Franklin said she had Steenson transferred after she learned about the arrest Tuesday morning.
“All I know is there was an investigation because of all the lawsuits and bankruptcy,” the sheriff said. “And the district attorney’s office is handling all of that.”
Sheriff Franklin, to date there is only one lawsuit which is on going and that is a civil suit against Greg Steenson filed by Jeffreys. The only other case is the Chapter 11 Bankruptcy. Billable Barney never did file a lawsuit against Greg Steenson on your behalf or Steven Ziaja's.
The dealership filed Chapter 11 bankruptcy in the Northern District of Alabama in March listing more than $5.4 million in claims from creditors.
The filing showed the company with between $500,000 and $1 million in assets.
Harold Jeffreys, a Decatur businessman and former banker, signed the filing as the company’s majority member. Jeffreys, who owns 60 percent of the company, late last year filed a civil lawsuit in state court against Steenson, who owned 40 percent of the company.
It is our belief that none of the criminals believed that they would be arrested so long as they told the same story. That's my story and I'm sticking to it. Blame everything on Harold Jeffreys and don't personally sign any official documents and we will be covered. We sent you the definition of a conspiracy last week.
Jeffreys claims in the civil lawsuit Steenson owes him $3.2 million from unpaid loans, and Steenson misappropriated the money from the company and Jeffreys.
Steenson was being held with bail set at $285,000.

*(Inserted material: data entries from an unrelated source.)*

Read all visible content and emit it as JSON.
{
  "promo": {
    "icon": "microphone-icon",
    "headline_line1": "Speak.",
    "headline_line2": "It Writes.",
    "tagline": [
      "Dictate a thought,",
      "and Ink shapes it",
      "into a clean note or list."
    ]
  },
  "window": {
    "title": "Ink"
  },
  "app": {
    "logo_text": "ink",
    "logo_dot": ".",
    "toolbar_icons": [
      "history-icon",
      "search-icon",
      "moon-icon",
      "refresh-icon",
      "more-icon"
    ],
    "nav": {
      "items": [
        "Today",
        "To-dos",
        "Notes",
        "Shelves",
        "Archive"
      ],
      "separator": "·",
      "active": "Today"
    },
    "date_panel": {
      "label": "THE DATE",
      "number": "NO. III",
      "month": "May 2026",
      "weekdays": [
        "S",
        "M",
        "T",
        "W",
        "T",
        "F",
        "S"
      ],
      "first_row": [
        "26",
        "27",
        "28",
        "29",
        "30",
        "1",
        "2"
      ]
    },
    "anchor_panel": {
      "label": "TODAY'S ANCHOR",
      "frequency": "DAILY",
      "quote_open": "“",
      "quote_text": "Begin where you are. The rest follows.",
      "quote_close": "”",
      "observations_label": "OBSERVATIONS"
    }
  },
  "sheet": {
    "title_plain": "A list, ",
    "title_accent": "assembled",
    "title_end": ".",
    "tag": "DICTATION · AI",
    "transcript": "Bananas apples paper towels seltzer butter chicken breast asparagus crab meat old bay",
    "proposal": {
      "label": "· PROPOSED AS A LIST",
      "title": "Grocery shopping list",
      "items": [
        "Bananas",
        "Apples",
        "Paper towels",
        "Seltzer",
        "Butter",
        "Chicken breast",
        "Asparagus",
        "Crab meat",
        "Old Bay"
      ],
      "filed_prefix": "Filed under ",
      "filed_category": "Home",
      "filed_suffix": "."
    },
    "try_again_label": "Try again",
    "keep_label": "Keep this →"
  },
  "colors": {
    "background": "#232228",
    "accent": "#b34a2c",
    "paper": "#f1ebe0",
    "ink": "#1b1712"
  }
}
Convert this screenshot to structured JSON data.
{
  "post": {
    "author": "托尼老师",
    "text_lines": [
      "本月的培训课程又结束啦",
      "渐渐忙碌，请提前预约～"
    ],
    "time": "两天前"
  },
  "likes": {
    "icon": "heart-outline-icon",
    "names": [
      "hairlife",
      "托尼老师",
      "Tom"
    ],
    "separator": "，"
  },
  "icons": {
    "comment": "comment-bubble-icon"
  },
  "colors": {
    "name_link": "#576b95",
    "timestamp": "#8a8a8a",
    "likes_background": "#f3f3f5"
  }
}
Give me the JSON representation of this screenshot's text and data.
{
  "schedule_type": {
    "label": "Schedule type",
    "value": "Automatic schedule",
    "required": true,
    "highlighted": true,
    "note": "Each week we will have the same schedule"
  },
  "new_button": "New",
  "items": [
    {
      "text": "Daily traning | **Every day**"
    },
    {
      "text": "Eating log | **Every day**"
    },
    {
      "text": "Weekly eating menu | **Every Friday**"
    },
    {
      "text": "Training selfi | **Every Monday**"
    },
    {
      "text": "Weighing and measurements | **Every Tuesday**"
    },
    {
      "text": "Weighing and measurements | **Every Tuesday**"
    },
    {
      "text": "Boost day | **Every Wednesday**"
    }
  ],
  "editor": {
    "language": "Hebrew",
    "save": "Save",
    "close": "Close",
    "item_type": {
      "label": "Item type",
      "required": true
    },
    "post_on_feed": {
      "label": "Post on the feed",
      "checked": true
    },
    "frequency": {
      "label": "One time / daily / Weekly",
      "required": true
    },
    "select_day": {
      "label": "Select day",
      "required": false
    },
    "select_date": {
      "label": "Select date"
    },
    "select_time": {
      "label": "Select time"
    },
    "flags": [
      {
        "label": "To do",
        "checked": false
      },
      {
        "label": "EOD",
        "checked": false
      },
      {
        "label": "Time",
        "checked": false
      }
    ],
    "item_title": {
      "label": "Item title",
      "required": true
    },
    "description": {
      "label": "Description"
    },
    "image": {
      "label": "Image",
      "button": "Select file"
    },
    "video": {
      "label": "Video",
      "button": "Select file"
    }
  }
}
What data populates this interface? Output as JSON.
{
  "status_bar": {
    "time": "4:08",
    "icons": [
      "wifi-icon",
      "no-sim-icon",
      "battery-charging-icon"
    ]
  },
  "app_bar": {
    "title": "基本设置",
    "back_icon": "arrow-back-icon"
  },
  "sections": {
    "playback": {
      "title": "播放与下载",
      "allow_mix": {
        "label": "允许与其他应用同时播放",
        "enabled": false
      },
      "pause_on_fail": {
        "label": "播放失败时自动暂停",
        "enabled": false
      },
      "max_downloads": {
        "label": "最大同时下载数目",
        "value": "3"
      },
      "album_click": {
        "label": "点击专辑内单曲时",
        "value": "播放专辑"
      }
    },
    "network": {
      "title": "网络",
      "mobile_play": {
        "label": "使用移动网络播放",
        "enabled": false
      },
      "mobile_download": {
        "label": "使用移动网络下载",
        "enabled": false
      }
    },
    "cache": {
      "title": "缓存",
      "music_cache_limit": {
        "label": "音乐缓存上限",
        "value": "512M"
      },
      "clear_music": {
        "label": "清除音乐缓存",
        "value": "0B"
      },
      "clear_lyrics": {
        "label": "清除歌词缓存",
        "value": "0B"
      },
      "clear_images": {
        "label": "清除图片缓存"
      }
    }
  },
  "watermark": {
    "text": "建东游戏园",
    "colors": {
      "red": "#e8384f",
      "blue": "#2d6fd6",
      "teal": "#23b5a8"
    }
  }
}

If he makes bail, Steenson has been ordered to seek court permission before transacting any business involving vehicles, Anderson said.
Anderson and his team performed a very professional and successful investigation. We commend the DA and his team of employees and investigator. We are also proud that the investigation continues.
“This is an ongoing investigation, and it is possible that additional arrests may be made in relation to these and other transactions,” Anderson said.
If convicted, Steenson faces two to 20 years on the Class B felony charges and up to 10 years on the Class C felonies.